“We make unlearned music,” according to Rooks. “And insofar as it’s possible, unplanned. We are bound only by the physical limitations of our instruments. We never practice. We only perform. We embrace accidents, glitches and equipment failure; which rather than impede, inspire. We are thrilled by the instantaneous immediacy of happenstance.”
So is everything NNW does spontaneous? “More or less,” says Call. “We do use electronic loops. We might play along with the loop in a way similar as previously...or not. We have a few songs that we generally do play similarly. It’s still ‘unlearned,’ and, at least to a degree, ‘unplanned.’ I’m guessing a good 50 percent or more of any Nicey Nice World show is made up on the spot.”

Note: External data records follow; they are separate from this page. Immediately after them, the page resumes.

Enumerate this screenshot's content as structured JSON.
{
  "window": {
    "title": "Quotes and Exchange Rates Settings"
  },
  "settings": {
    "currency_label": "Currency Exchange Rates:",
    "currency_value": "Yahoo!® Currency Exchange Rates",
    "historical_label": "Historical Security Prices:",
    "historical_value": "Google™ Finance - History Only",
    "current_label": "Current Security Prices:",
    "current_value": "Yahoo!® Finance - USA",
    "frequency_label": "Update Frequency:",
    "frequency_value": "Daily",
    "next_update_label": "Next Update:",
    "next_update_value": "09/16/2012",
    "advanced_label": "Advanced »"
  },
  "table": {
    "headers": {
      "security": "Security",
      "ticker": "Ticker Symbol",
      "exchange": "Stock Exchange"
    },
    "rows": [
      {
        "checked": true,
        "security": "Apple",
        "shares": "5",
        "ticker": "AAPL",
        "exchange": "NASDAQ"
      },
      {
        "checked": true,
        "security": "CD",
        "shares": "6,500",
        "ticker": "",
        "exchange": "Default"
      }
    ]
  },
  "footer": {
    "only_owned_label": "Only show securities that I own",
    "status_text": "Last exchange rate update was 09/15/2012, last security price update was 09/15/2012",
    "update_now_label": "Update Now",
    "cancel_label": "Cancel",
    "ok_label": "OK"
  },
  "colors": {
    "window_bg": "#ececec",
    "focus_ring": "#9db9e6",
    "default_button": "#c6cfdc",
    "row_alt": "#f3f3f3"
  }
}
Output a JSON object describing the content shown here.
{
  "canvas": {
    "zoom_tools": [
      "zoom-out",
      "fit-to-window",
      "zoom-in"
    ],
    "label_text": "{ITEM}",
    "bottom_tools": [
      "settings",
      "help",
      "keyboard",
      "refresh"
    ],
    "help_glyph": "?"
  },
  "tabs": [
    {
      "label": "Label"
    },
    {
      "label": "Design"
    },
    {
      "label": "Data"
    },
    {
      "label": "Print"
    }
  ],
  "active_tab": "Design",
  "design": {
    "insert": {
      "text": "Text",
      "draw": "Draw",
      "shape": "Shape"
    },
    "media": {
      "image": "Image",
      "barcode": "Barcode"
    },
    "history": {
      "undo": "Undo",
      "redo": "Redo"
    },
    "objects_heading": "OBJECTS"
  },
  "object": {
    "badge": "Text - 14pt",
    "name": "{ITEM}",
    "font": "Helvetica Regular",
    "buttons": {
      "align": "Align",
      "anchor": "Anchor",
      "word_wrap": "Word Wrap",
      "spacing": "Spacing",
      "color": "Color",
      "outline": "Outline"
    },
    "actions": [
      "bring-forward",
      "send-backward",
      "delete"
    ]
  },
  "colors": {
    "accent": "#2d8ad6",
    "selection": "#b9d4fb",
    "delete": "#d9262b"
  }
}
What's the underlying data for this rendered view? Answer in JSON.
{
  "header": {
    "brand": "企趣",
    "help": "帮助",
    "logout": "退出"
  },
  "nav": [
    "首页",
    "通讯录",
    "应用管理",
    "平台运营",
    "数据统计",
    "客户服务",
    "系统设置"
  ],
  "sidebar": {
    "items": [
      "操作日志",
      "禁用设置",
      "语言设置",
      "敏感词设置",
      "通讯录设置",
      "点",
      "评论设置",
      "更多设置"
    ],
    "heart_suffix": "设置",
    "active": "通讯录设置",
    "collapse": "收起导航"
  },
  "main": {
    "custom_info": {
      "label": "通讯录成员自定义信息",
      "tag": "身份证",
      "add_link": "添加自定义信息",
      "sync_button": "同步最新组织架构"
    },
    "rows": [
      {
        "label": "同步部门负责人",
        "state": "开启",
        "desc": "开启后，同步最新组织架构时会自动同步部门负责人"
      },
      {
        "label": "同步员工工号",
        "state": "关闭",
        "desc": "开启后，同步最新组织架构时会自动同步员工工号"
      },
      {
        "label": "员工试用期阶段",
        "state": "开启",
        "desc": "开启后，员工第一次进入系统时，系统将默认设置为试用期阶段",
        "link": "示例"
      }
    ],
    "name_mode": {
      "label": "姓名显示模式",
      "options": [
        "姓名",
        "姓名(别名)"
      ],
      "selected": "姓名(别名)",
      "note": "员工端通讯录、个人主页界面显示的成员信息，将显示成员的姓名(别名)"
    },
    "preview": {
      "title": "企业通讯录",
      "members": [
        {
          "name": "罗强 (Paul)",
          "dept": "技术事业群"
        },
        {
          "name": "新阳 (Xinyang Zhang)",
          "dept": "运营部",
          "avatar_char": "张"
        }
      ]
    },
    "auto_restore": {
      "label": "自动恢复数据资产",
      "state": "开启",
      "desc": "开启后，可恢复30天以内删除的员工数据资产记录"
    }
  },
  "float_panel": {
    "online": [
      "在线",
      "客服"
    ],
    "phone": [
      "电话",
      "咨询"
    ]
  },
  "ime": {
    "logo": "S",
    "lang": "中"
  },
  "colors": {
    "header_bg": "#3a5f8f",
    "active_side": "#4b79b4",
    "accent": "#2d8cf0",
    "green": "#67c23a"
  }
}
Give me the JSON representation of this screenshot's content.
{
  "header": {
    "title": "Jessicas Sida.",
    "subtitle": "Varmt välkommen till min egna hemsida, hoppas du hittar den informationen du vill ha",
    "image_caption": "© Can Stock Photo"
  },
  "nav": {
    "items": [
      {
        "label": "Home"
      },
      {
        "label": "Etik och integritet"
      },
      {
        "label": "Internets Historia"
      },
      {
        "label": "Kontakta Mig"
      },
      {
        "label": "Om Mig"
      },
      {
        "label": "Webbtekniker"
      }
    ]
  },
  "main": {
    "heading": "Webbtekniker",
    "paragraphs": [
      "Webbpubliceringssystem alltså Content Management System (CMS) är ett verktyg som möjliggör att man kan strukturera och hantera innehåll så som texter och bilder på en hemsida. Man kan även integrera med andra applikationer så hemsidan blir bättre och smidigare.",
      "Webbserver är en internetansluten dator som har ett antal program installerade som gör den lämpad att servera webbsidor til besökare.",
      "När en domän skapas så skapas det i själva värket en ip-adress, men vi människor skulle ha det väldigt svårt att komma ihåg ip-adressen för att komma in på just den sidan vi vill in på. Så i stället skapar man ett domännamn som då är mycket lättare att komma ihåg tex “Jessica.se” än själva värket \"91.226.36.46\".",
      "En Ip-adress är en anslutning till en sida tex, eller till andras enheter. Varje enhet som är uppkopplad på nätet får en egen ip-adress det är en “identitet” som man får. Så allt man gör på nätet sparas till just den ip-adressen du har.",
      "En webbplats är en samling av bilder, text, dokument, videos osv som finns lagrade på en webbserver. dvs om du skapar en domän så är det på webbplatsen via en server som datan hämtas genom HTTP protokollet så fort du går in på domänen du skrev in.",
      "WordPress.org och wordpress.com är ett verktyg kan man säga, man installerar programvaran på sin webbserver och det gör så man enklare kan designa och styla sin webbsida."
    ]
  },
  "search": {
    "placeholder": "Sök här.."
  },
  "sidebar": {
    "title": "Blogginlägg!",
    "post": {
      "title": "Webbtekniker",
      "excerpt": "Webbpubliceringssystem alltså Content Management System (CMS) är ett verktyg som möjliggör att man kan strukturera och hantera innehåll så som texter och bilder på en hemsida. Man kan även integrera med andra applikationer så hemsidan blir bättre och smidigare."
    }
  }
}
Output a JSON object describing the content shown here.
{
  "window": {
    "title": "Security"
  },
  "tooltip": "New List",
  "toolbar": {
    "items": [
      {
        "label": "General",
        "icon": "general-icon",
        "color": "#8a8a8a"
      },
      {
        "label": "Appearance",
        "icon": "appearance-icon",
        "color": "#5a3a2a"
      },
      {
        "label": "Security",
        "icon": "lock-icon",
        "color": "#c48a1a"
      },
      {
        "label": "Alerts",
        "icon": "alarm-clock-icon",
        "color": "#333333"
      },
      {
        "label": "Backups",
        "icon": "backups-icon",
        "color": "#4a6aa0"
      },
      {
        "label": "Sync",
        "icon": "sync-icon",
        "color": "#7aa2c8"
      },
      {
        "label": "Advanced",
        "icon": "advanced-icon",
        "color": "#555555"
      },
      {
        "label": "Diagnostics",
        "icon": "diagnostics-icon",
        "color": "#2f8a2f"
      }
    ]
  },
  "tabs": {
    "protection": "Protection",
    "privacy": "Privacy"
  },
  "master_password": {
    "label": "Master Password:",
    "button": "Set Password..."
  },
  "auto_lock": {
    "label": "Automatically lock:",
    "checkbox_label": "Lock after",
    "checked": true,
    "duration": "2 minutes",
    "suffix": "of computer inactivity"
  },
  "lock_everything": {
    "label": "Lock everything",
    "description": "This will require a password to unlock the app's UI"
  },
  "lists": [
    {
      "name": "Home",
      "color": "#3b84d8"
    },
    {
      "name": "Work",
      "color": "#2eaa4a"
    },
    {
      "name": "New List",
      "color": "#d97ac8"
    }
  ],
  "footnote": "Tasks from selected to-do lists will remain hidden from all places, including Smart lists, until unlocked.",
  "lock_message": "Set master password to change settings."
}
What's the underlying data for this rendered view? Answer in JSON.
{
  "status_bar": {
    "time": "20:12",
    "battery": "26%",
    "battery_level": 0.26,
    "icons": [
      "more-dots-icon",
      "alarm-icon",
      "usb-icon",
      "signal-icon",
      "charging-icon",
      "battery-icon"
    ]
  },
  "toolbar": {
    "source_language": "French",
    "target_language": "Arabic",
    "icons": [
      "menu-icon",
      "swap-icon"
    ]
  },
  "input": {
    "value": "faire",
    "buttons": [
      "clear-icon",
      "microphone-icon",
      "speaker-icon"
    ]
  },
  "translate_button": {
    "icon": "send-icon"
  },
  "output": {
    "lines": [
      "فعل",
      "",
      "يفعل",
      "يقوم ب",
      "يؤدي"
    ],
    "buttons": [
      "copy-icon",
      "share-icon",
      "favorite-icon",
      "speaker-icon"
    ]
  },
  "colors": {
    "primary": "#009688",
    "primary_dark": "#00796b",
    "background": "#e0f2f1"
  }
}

In 2011, the band was doing a monthly residency at Ducky Waddles bookstore/art gallery, owned by Rooks and her husband Jerry. “It was originally opened in 1992, in Silverlake,” she says. "The store was damaged in the Northridge quake — that’s when we returned to San Diego. We set up in the main room, and there’s audience seating.”
Their self titled debut album was released in August 2011. For the collage cover artwork, Radulovich says “I followed this graphics trip I've been on, collaging, incorporating elements from the songs into the design. The boat is an old german depiction of the building of Noah’s Ark. On board, we have Dracula, a lamb, a lion, a book of matches, a host of characters, and the instruments we use when we play, out riding the waves of a stormy, invisible sea. We three and busy interactions are dipping into the abyss, pulling up $28 dollars each day. The boat churning, powered by Marcel Duchamp's readymades, is propelling us through the undertow.”
“Oh, and can’t forget the toast in the guises of Jesus, the Virgin Mary and Charles Darwin, all protectors of nice things; kudos to them!”
In late 2012, the band was renamed Nice World, with a revised lineup that debuted on December 9, 2012, at the Kava Lounge Gallery, temporarily minus cofounder Joyce Rooks.
“She had to take a break from music this year, as she was juggling two jobs,” said Radulovich in early 2013. “Jim Call and I liked what we were exploring musically, so we kept playing together. The humor of just dropping the ‘Nicey’ out of Nicey Nice World kind of stuck.” The quartet is now rounded out by Joey Carano, Ike Turner drummer Bill Ray, and 21-year-old bassist Henry Wessman, of Wit and Nathan Hubbard’s band.
“The idea is to explore the creative topography of whatever the mood of the day is,” says Ray. Joey Carano has also contributed to the group.
Radulovich says he's really enjoying playing guitar again. “But, in order to get the best of both worlds, I taped some velcro to my guitar, so now I have an iPod and iPhone mounted on it. Real wacky possibilities!”